=== DATA TO PROCESS ===
==================================================

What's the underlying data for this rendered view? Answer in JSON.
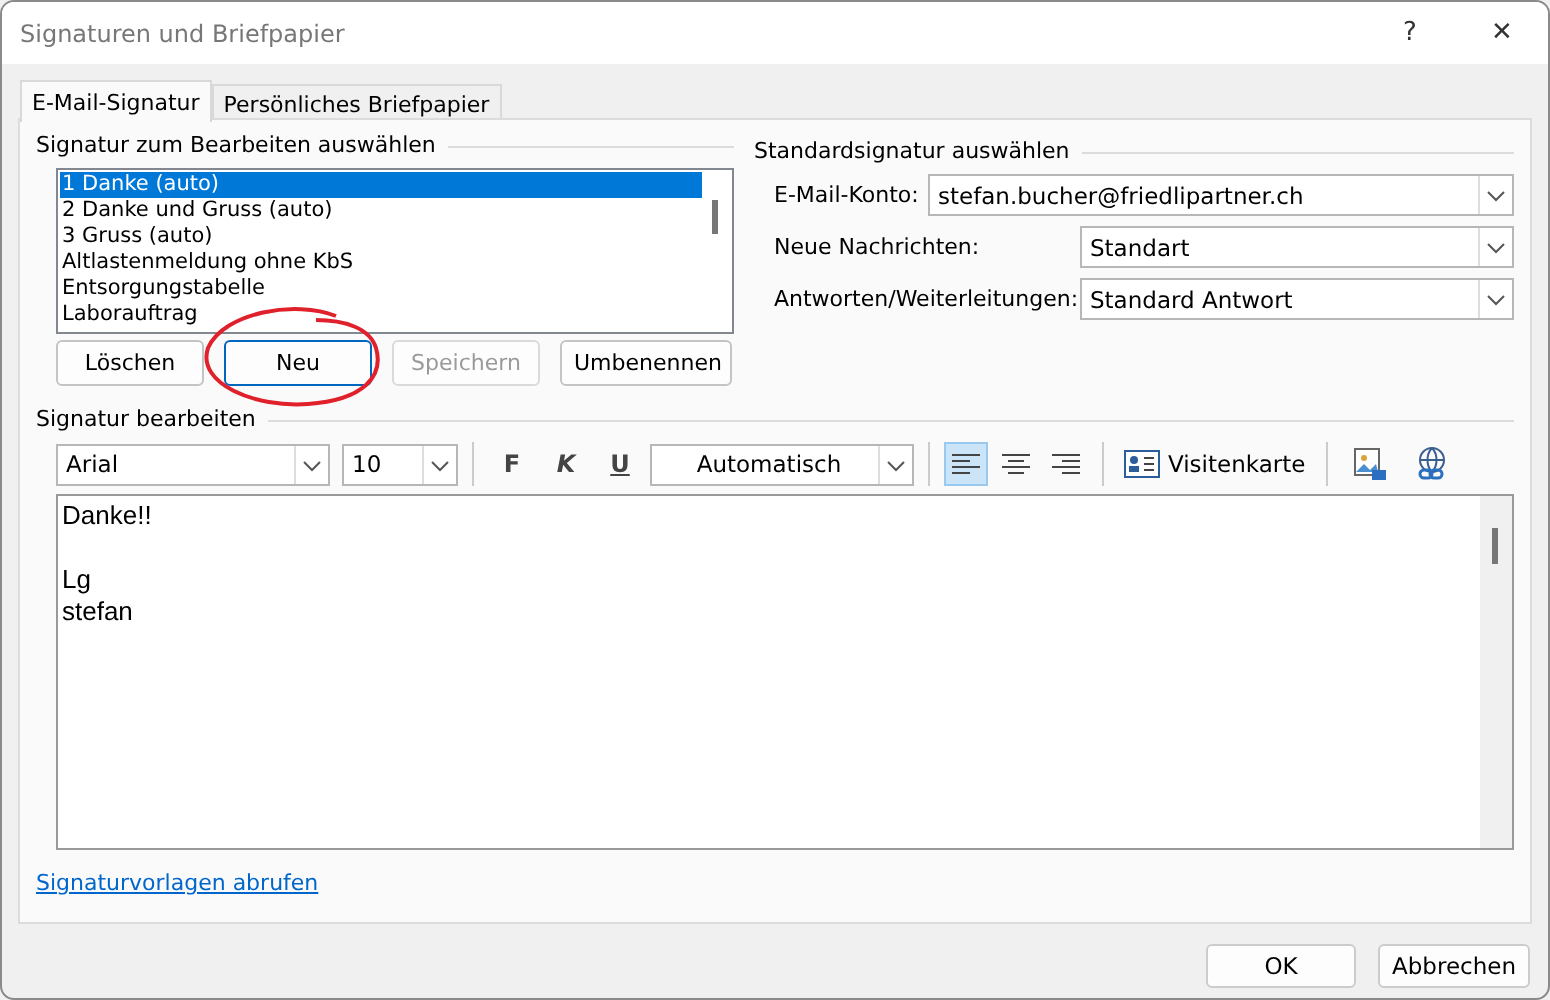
{
  "window": {
    "title": "Signaturen und Briefpapier",
    "help": "?",
    "close": "✕"
  },
  "tabs": [
    {
      "label": "E-Mail-Signatur",
      "selected": true
    },
    {
      "label": "Persönliches Briefpapier",
      "selected": false
    }
  ],
  "signature_list": {
    "label": "Signatur zum Bearbeiten auswählen",
    "items": [
      {
        "text": "1 Danke (auto)",
        "selected": true
      },
      {
        "text": "2 Danke und Gruss (auto)",
        "selected": false
      },
      {
        "text": "3 Gruss (auto)",
        "selected": false
      },
      {
        "text": "Altlastenmeldung ohne KbS",
        "selected": false
      },
      {
        "text": "Entsorgungstabelle",
        "selected": false
      },
      {
        "text": "Laborauftrag",
        "selected": false
      }
    ]
  },
  "list_buttons": [
    {
      "label": "Löschen",
      "disabled": false,
      "circled": false
    },
    {
      "label": "Neu",
      "disabled": false,
      "circled": true
    },
    {
      "label": "Speichern",
      "disabled": true,
      "circled": false
    },
    {
      "label": "Umbenennen",
      "disabled": false,
      "circled": false
    }
  ],
  "default_signature": {
    "label": "Standardsignatur auswählen",
    "fields": [
      {
        "label": "E-Mail-Konto:",
        "value": "stefan.bucher@friedlipartner.ch",
        "wide": true
      },
      {
        "label": "Neue Nachrichten:",
        "value": "Standart",
        "wide": false
      },
      {
        "label": "Antworten/Weiterleitungen:",
        "value": "Standard Antwort",
        "wide": false
      }
    ]
  },
  "editor": {
    "label": "Signatur bearbeiten",
    "font": "Arial",
    "size": "10",
    "format_buttons": [
      {
        "label": "F",
        "kind": "bold"
      },
      {
        "label": "K",
        "kind": "italic"
      },
      {
        "label": "U",
        "kind": "underline"
      }
    ],
    "color_label": "Automatisch",
    "align_buttons": [
      {
        "kind": "left",
        "selected": true
      },
      {
        "kind": "center",
        "selected": false
      },
      {
        "kind": "right",
        "selected": false
      }
    ],
    "business_card": "Visitenkarte",
    "body": "Danke!!\n\nLg\nstefan"
  },
  "link": "Signaturvorlagen abrufen",
  "dialog_buttons": [
    "OK",
    "Abbrechen"
  ]
}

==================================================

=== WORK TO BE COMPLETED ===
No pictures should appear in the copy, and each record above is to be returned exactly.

=== SOLUTION BELOW ===
What's the underlying data for this rendered view? Answer in JSON.
{
  "window": {
    "title": "Signaturen und Briefpapier",
    "help": "?",
    "close": "✕"
  },
  "tabs": [
    {
      "label": "E-Mail-Signatur",
      "selected": true
    },
    {
      "label": "Persönliches Briefpapier",
      "selected": false
    }
  ],
  "signature_list": {
    "label": "Signatur zum Bearbeiten auswählen",
    "items": [
      {
        "text": "1 Danke (auto)",
        "selected": true
      },
      {
        "text": "2 Danke und Gruss (auto)",
        "selected": false
      },
      {
        "text": "3 Gruss (auto)",
        "selected": false
      },
      {
        "text": "Altlastenmeldung ohne KbS",
        "selected": false
      },
      {
        "text": "Entsorgungstabelle",
        "selected": false
      },
      {
        "text": "Laborauftrag",
        "selected": false
      }
    ]
  },
  "list_buttons": [
    {
      "label": "Löschen",
      "disabled": false,
      "circled": false
    },
    {
      "label": "Neu",
      "disabled": false,
      "circled": true
    },
    {
      "label": "Speichern",
      "disabled": true,
      "circled": false
    },
    {
      "label": "Umbenennen",
      "disabled": false,
      "circled": false
    }
  ],
  "default_signature": {
    "label": "Standardsignatur auswählen",
    "fields": [
      {
        "label": "E-Mail-Konto:",
        "value": "stefan.bucher@friedlipartner.ch",
        "wide": true
      },
      {
        "label": "Neue Nachrichten:",
        "value": "Standart",
        "wide": false
      },
      {
        "label": "Antworten/Weiterleitungen:",
        "value": "Standard Antwort",
        "wide": false
      }
    ]
  },
  "editor": {
    "label": "Signatur bearbeiten",
    "font": "Arial",
    "size": "10",
    "format_buttons": [
      {
        "label": "F",
        "kind": "bold"
      },
      {
        "label": "K",
        "kind": "italic"
      },
      {
        "label": "U",
        "kind": "underline"
      }
    ],
    "color_label": "Automatisch",
    "align_buttons": [
      {
        "kind": "left",
        "selected": true
      },
      {
        "kind": "center",
        "selected": false
      },
      {
        "kind": "right",
        "selected": false
      }
    ],
    "business_card": "Visitenkarte",
    "body": "Danke!!\n\nLg\nstefan"
  },
  "link": "Signaturvorlagen abrufen",
  "dialog_buttons": [
    "OK",
    "Abbrechen"
  ]
}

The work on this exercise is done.